**EXERCISE**
Number of lines below with "Third": work it out and reply with that number only.

Data records for software interfaces

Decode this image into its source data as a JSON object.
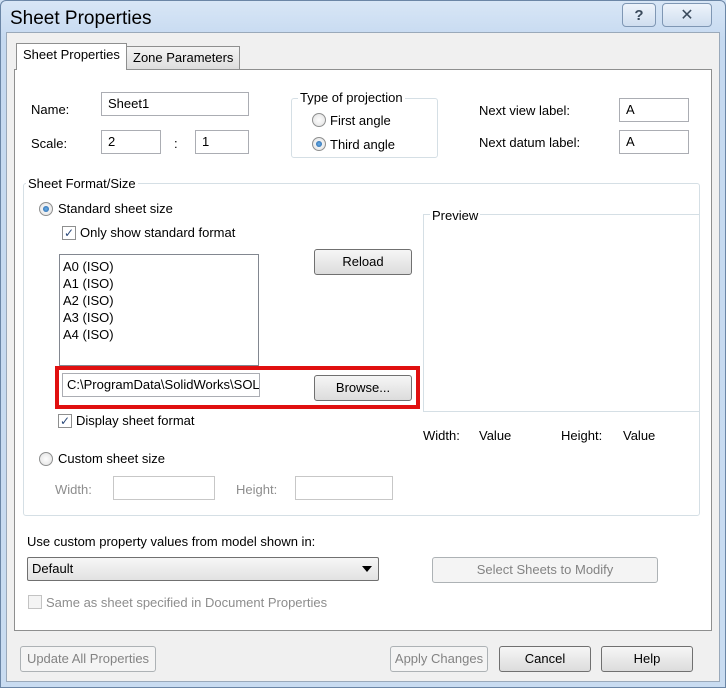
{
  "window": {
    "title": "Sheet Properties",
    "help_glyph": "?",
    "close_glyph": "✕"
  },
  "tabs": [
    {
      "label": "Sheet Properties"
    },
    {
      "label": "Zone Parameters"
    }
  ],
  "fields": {
    "name_label": "Name:",
    "name_value": "Sheet1",
    "scale_label": "Scale:",
    "scale_numerator": "2",
    "scale_separator": ":",
    "scale_denominator": "1",
    "next_view_label": "Next view label:",
    "next_view_value": "A",
    "next_datum_label": "Next datum label:",
    "next_datum_value": "A"
  },
  "projection": {
    "title": "Type of projection",
    "first_angle": "First angle",
    "third_angle": "Third angle",
    "selected": "Third angle"
  },
  "sheet_format": {
    "group_title": "Sheet Format/Size",
    "standard_size_label": "Standard sheet size",
    "only_standard_label": "Only show standard format",
    "only_standard_checked": true,
    "sizes": [
      "A0 (ISO)",
      "A1 (ISO)",
      "A2 (ISO)",
      "A3 (ISO)",
      "A4 (ISO)"
    ],
    "reload_label": "Reload",
    "path_value": "C:\\ProgramData\\SolidWorks\\SOL",
    "browse_label": "Browse...",
    "display_format_label": "Display sheet format",
    "display_format_checked": true,
    "custom_size_label": "Custom sheet size",
    "width_label": "Width:",
    "height_label": "Height:",
    "preview_title": "Preview",
    "preview_width_label": "Width:",
    "preview_width_value": "Value",
    "preview_height_label": "Height:",
    "preview_height_value": "Value",
    "check_glyph": "✓"
  },
  "custom_props": {
    "label": "Use custom property values from model shown in:",
    "selected": "Default",
    "select_sheets_label": "Select Sheets to Modify",
    "same_as_label": "Same as sheet specified in Document Properties"
  },
  "footer": {
    "update_all": "Update All Properties",
    "apply": "Apply Changes",
    "cancel": "Cancel",
    "help": "Help"
  },
  "colors": {
    "highlight_border": "#e01010",
    "radio_selected": "#1c5fa4"
  }
}
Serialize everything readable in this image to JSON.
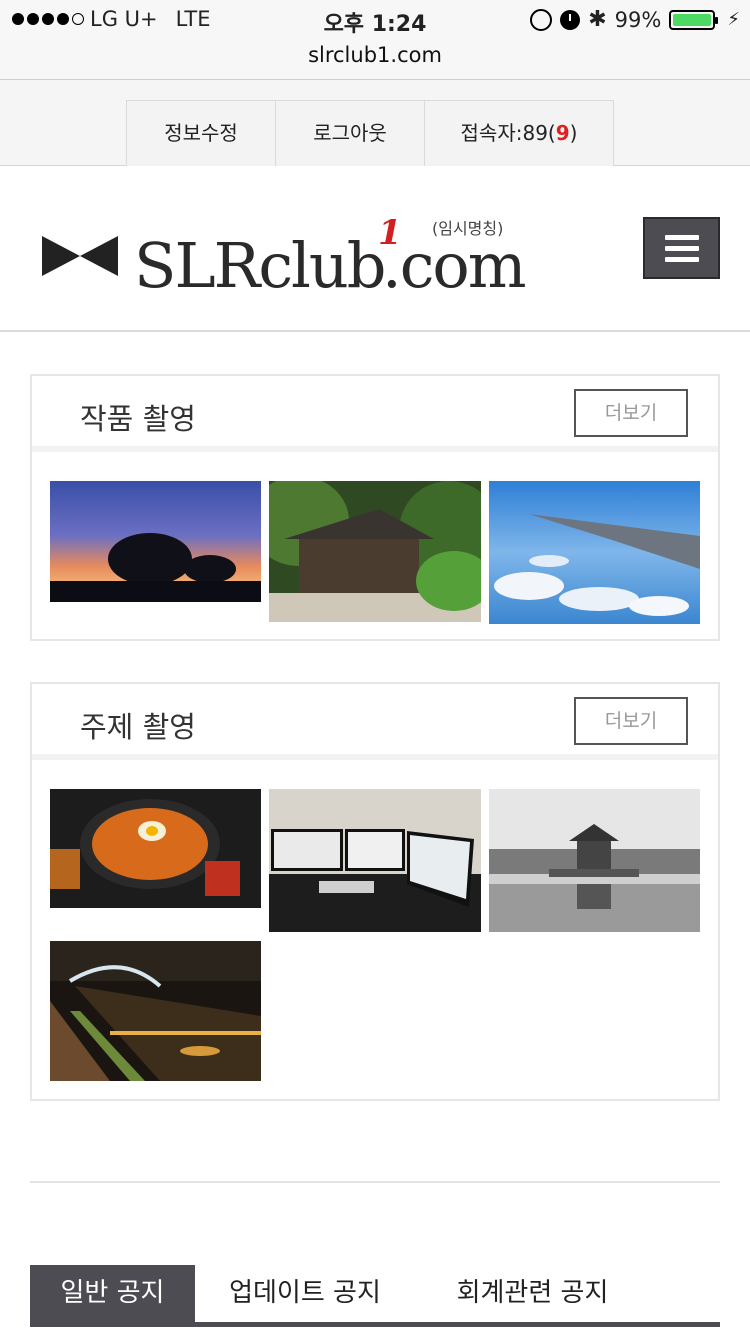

**OUTPUT OF THE TASK**
2